A short walk at Pelican Bluffs, just south of Point Arena, offers a breathtaking view of the never-ending work of the Pacific.

An Old Bike and the Sea: A first ride on Highway One Photo Gallery:

Source: RiderMagazine.com

Favorite Rides & Destinations Issue 8 is Here!

The Spring 2019 issue of Favorite Rides & Destinations is FREE and ready to view!

Favorite Rides & Destinations Issue #8

Favorite Rides & Destinations is the online motorcycle touring and adventure magazine from the editors of Rider. It includes touring features with printable maps, inspiring photography and gear reviews.

And it’s mobile-friendly, so it’s easy to view and read on your smartphone or tablet.

Click HERE to view Issue 8 of Favorite Rides & Destinations for FREE on your computer, smartphone or tablet. You can also view past issues.

Favorite Rides & Destinations Issue #8 Epic Ride

Highlights from Favorite Rides & Destinations Issue 8:

5 Photos of Epic Rides

Road to Wisdom
A journey of mind and motorcycles from the Midwest to the Rockies.

Chasing Dinosaurs
A fan of terrible lizards takes us on a great tour of Colorado, Utah and Wyoming.

Graded on a Curve
Reviews of products from HJC and Michelin.

Exhaust Note
Tales from the Silk Road.

And more!

Source: RiderMagazine.com

Favorite Rides & Destinations #7 is Live!

The Spring 2019 issue of Favorite Rides & Destinations is FREE and ready to view!

Favorite Rides and Destinations #7

Favorite Rides & Destinations is an online motorcycle touring and
adventure magazine from the editors of Rider.
It includes touring features with printable maps, inspiring photography, reviews
of useful products and expert tips to help you have memorable touring

Favorite Rides & Destinations is mobile-friendly, so it’s easy to
view and read on your smartphone or tablet.

Click HERE to view Issue #7 of Favorite Rides & Destinations for FREE on your computer, smartphone or tablet. You can also view past issues #1-6.

Favorite Rides and Destinations #7
One of the Epic Rides in Favorite Rides & Destinations #7.

Highlights from Favorite Rides & Destinations #7

6 Photos of Epic Rides

Echoes of Thunder Road
Riding Tennessee’s White Lightning Trail—where angels fear to tread.

Onward to Madawaska
In search of the elusive moose in Maine.

The Long Way to Walla Walla
Border to border on the Oregon Backcountry Discovery Route.

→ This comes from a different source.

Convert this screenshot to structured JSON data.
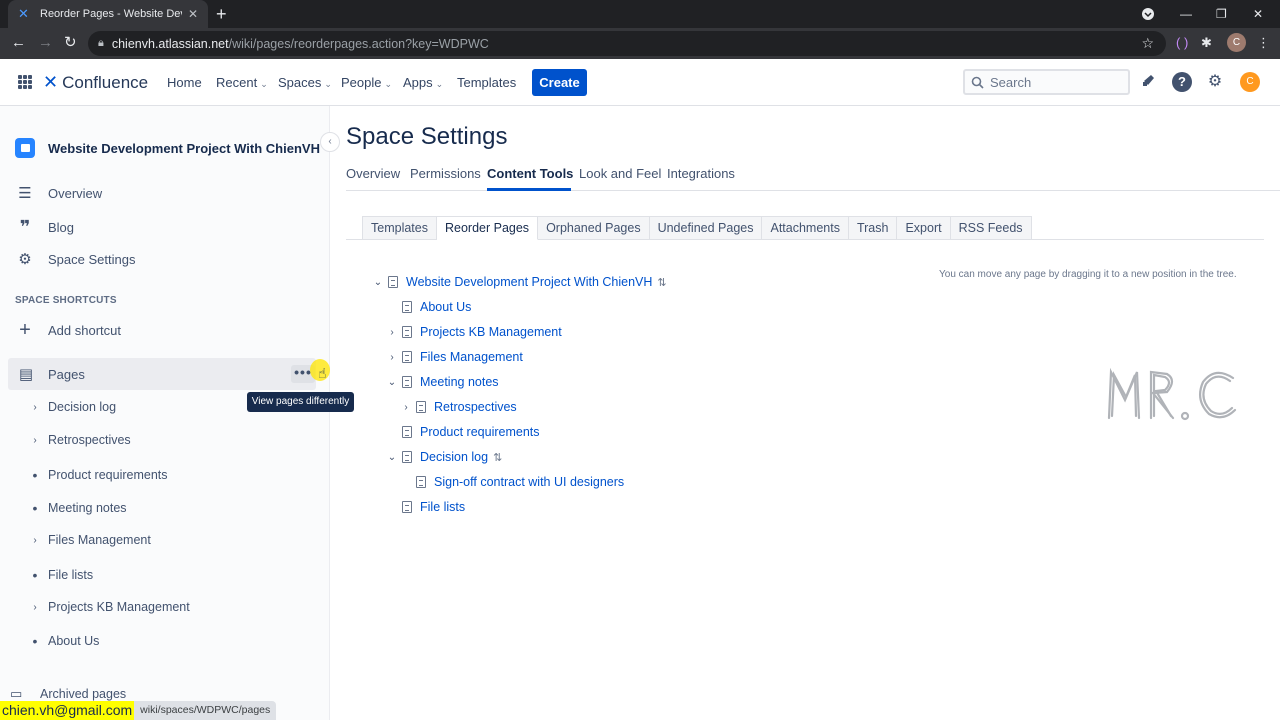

Graded on a Curve
Reviews of products from Flying Racing, Michelin and National Cycle.

Exhaust Note
Can you tour on a Honda Rebel 250?

And more!

Click HERE to view Issue #7 of Favorite Rides & Destinations.

Source: RiderMagazine.com